## DATA FOR REVIEW
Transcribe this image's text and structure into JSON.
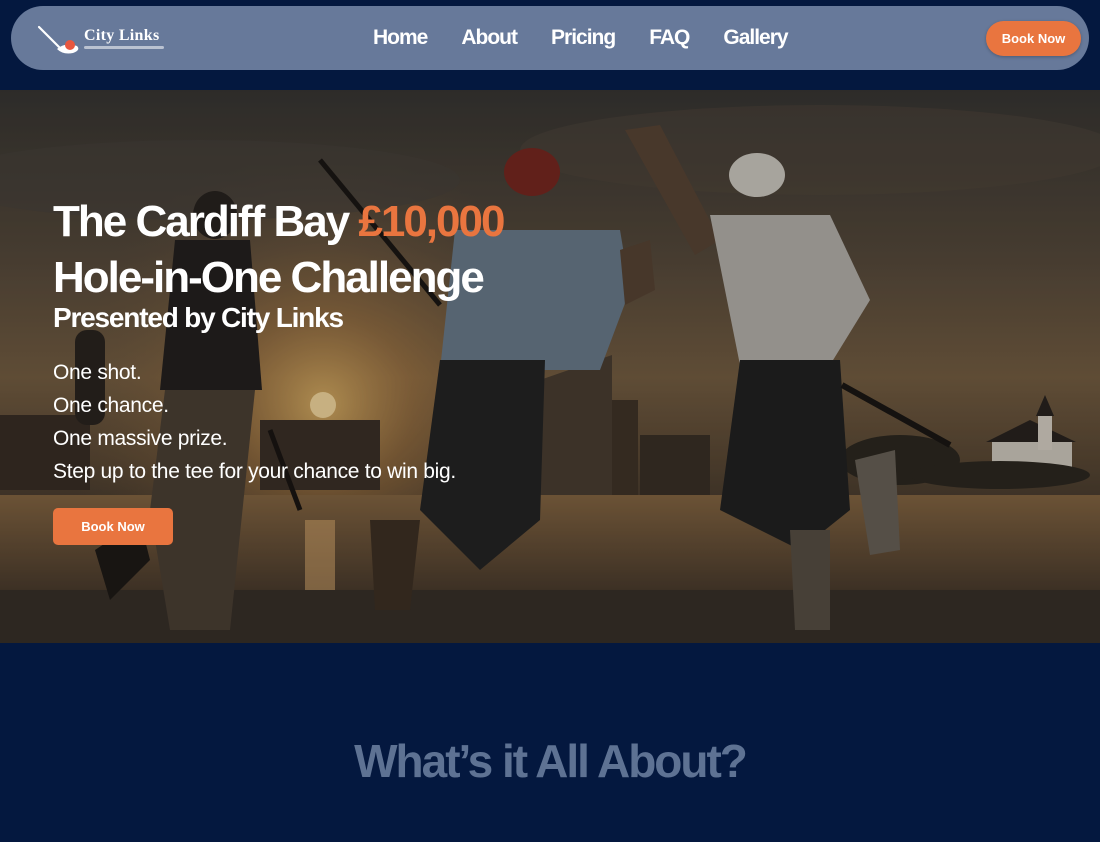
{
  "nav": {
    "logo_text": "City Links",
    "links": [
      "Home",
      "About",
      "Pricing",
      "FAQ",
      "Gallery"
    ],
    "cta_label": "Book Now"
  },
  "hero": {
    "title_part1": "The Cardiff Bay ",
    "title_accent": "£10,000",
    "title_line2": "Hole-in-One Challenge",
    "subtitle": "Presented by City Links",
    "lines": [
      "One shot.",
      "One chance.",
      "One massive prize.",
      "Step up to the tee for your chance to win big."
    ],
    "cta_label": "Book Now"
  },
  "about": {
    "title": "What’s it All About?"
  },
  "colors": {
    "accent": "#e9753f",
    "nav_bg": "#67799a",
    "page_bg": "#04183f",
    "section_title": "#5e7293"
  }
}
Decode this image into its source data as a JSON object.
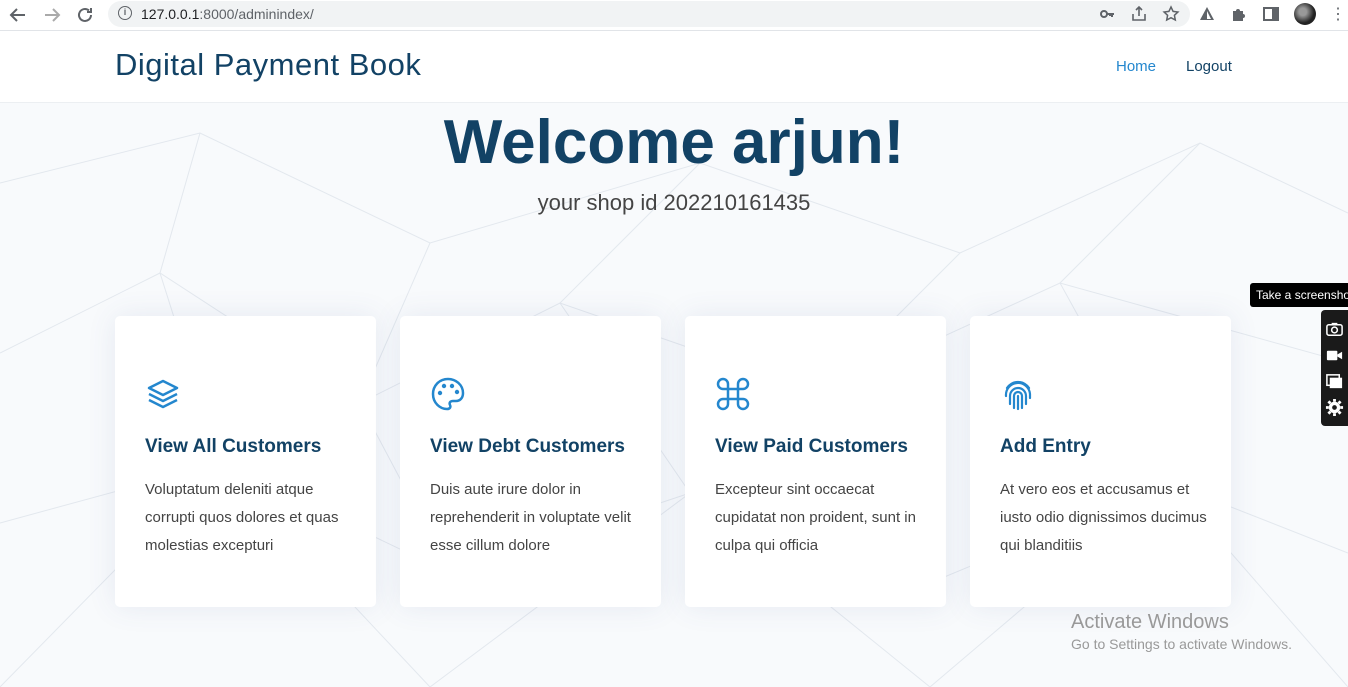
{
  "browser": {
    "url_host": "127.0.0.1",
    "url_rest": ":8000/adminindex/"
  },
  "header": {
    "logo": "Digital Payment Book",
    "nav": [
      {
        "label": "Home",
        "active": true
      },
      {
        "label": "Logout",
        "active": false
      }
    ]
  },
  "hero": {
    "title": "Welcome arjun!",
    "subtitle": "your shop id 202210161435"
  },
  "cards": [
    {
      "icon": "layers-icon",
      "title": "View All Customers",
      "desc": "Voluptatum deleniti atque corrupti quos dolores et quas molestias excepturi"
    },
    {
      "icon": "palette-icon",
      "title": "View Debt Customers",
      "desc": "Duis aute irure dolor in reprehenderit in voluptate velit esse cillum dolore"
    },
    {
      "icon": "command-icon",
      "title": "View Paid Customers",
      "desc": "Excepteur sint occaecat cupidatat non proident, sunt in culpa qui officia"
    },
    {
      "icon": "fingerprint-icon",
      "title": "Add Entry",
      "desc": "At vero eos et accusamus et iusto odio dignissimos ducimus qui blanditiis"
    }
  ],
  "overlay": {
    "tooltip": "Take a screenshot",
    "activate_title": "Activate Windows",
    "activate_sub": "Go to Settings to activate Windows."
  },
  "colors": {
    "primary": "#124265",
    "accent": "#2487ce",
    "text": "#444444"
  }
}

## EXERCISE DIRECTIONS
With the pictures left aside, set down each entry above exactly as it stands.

## RESULT
Transcribe this image's text and structure into JSON.
{
  "nav": {
    "logo_text": "City Links",
    "links": [
      "Home",
      "About",
      "Pricing",
      "FAQ",
      "Gallery"
    ],
    "cta_label": "Book Now"
  },
  "hero": {
    "title_part1": "The Cardiff Bay ",
    "title_accent": "£10,000",
    "title_line2": "Hole-in-One Challenge",
    "subtitle": "Presented by City Links",
    "lines": [
      "One shot.",
      "One chance.",
      "One massive prize.",
      "Step up to the tee for your chance to win big."
    ],
    "cta_label": "Book Now"
  },
  "about": {
    "title": "What’s it All About?"
  },
  "colors": {
    "accent": "#e9753f",
    "nav_bg": "#67799a",
    "page_bg": "#04183f",
    "section_title": "#5e7293"
  }
}
Decode this image into its source data as a JSON object.
{
  "browser": {
    "url_host": "127.0.0.1",
    "url_rest": ":8000/adminindex/"
  },
  "header": {
    "logo": "Digital Payment Book",
    "nav": [
      {
        "label": "Home",
        "active": true
      },
      {
        "label": "Logout",
        "active": false
      }
    ]
  },
  "hero": {
    "title": "Welcome arjun!",
    "subtitle": "your shop id 202210161435"
  },
  "cards": [
    {
      "icon": "layers-icon",
      "title": "View All Customers",
      "desc": "Voluptatum deleniti atque corrupti quos dolores et quas molestias excepturi"
    },
    {
      "icon": "palette-icon",
      "title": "View Debt Customers",
      "desc": "Duis aute irure dolor in reprehenderit in voluptate velit esse cillum dolore"
    },
    {
      "icon": "command-icon",
      "title": "View Paid Customers",
      "desc": "Excepteur sint occaecat cupidatat non proident, sunt in culpa qui officia"
    },
    {
      "icon": "fingerprint-icon",
      "title": "Add Entry",
      "desc": "At vero eos et accusamus et iusto odio dignissimos ducimus qui blanditiis"
    }
  ],
  "overlay": {
    "tooltip": "Take a screenshot",
    "activate_title": "Activate Windows",
    "activate_sub": "Go to Settings to activate Windows."
  },
  "colors": {
    "primary": "#124265",
    "accent": "#2487ce",
    "text": "#444444"
  }
}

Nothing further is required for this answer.